This is even less that I consumed at Chuckanut! Thankfully, once again, and for just the second time, no cramps Ma!! There are many contributing factors to figuring out my specific nutritional issues in the last few years, allergy to wheat, sensitivity to milk and soy, etc. But it appears that the addition of an electrolyte tab such as Thermolytes has been the final key to the puzzle for me and has finally helped me to bring it all together this year. To race without cramping is completely new to me and something I could definitely get used to!!

More pics to come in the next few days as they become available and full results here.

GR

14 comments:

la chaser said...

awesome job! you vaguely make me want to try this trail running competition thing. i know i hate road running...yuck, but love hiking and i enjoy running on trails for fun. i am pretty sure i would be terrible, but that i would enjoy it. maybe when the knee gets healed...

Anonymous said...

Congratulations on a smart race. Saw you at Aid Station 4 and you were flying. I agree it is nice to see a competitive field and best of all to see you sooo close to winning! Good luck at Miwok!

Cheryl

Anonymous said...

Congrats! Great blog on the run(I found it as I was looking up the top runners) I feel like I was there! I hoped to go but was out due to achilles- so I went to cheer at the finish line for you all. I love your blog- very motivating! I'll do the 5 peaks again this yr, maybe the iron knee, and will drag my husband in the DV run next year!! Keep up the great work!!

Heather V

phyllislum said...

awesome race (and race report) you got for yourself gary! if you decide not to run anymore, you could prob become a writer of some sort.

i was just looking at the race results and commenting to myself that for a 50-yr-old guy, you are in fantastic shape! hahaha

Anonymous said...

nice work gary. you guys are fast. i had to run a 4:20 just to get the pink ribbons up in time for the course markings and not be overtaken ... =P

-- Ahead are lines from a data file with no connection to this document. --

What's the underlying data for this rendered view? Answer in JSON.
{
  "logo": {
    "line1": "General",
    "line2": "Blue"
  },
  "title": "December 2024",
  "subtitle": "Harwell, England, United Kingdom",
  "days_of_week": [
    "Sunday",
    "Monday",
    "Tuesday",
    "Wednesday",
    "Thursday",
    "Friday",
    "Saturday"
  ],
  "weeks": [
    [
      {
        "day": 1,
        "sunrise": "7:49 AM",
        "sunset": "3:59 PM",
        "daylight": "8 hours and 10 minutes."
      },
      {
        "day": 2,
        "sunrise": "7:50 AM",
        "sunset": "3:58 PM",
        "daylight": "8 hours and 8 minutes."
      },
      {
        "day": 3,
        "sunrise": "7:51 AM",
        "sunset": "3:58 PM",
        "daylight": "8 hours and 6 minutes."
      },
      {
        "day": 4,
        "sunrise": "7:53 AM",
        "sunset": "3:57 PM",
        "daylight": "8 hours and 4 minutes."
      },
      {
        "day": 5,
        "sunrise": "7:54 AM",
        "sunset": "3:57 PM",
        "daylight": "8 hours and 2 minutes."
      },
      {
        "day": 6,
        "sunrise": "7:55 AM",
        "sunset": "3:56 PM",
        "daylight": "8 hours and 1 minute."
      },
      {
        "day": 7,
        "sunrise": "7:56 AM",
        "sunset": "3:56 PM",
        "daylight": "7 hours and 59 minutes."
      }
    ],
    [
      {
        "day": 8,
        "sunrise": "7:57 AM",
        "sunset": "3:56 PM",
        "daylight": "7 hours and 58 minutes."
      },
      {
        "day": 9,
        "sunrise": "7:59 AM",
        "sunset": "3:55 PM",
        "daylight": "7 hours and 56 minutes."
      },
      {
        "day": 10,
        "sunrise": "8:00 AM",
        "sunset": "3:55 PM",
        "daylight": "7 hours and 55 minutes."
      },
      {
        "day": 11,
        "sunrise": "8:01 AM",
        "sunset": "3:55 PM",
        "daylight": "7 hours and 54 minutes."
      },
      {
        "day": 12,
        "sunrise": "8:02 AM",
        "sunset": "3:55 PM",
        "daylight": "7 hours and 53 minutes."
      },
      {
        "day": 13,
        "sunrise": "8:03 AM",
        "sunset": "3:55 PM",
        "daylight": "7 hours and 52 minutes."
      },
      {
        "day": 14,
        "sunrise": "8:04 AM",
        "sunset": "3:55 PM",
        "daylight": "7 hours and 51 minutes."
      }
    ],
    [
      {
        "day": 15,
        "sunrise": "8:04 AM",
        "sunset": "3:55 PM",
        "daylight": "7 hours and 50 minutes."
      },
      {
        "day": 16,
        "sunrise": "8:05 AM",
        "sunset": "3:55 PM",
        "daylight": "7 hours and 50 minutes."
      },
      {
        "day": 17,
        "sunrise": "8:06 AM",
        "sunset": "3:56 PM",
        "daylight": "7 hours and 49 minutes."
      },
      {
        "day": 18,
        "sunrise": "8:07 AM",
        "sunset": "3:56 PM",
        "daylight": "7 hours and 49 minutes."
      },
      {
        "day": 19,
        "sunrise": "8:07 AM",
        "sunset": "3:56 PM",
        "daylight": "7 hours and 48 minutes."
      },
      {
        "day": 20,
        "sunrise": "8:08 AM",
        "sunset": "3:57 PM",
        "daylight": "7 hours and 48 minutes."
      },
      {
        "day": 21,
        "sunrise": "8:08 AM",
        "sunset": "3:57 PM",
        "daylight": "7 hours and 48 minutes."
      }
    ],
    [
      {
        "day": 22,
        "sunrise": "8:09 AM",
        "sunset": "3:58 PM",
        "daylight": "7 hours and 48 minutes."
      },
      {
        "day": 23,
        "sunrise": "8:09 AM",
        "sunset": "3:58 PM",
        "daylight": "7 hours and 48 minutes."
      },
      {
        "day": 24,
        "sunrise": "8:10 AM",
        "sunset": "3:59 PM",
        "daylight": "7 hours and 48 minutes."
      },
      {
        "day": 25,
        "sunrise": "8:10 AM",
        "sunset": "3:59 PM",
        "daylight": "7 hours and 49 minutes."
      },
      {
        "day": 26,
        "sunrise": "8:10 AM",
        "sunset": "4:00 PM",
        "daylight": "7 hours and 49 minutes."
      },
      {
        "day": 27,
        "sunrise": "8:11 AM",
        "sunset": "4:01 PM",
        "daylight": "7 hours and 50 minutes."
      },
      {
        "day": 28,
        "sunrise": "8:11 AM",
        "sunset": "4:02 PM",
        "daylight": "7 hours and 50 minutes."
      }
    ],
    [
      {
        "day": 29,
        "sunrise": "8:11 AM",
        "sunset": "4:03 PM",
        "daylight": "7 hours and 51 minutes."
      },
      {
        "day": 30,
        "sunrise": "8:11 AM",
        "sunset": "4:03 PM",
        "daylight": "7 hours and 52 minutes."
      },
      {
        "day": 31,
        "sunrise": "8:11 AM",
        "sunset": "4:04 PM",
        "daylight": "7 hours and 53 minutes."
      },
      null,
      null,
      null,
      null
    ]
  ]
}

Baldwin Lee said...

I did a double take when I saw your age too! It's been corrected.

I will also wear the Streaks at Miwok. They worked great after coming out of the DV ridge.

Congrats!

Anonymous said...

Way to go Gary! Woo Hoo! awesome! Glad to hear there were no leg issues for you on this race!
Tikki

garobbins said...

Thanks for all the comments and congrats!!
It was great to see some of you out there and I greatly appreciate all of the support!
Less than 4 weeks to Miwok, so time to get back at it again today.
GR

Brian Morrison said...

Nice job at Diez Vista. That's a smoking time you ran. Good luck at Miwok. I think Miwok's the prettiest ultra course I've ever run. Good luck with the rest of your season.

Brian

Nell said...

Wow, excellent race Gary and congrats on sticking to your plan. Good luck at Miwok and I look forward to reading about it on your very entertaining blog

DARTvg said...

Nice write up and congrats G!

garobbins said...

Thanks again guys, wow, there are actually people reading this thing now heh! I am always amazed when anyone outside of my immediate family takes the time to do that!!
Thanks for all the comments and support, it's greatly appreciated!
GR

Anonymous said...

You're a machine Robbins! Congratulations and good luck at Miwok. Hey, thanks for the tip on the Streaks too, and for fitting them for me. You're absolutely right, they're incredible. Way to go Montrail!

Tom
PS the dog's looking a little tired.

garobbins said...

She's just resting up to kick yer ass when I end up down that way!
Glad you like the shoes, I know I'm loving em!
Don't forget I get your house for 200 a month next year!!
GR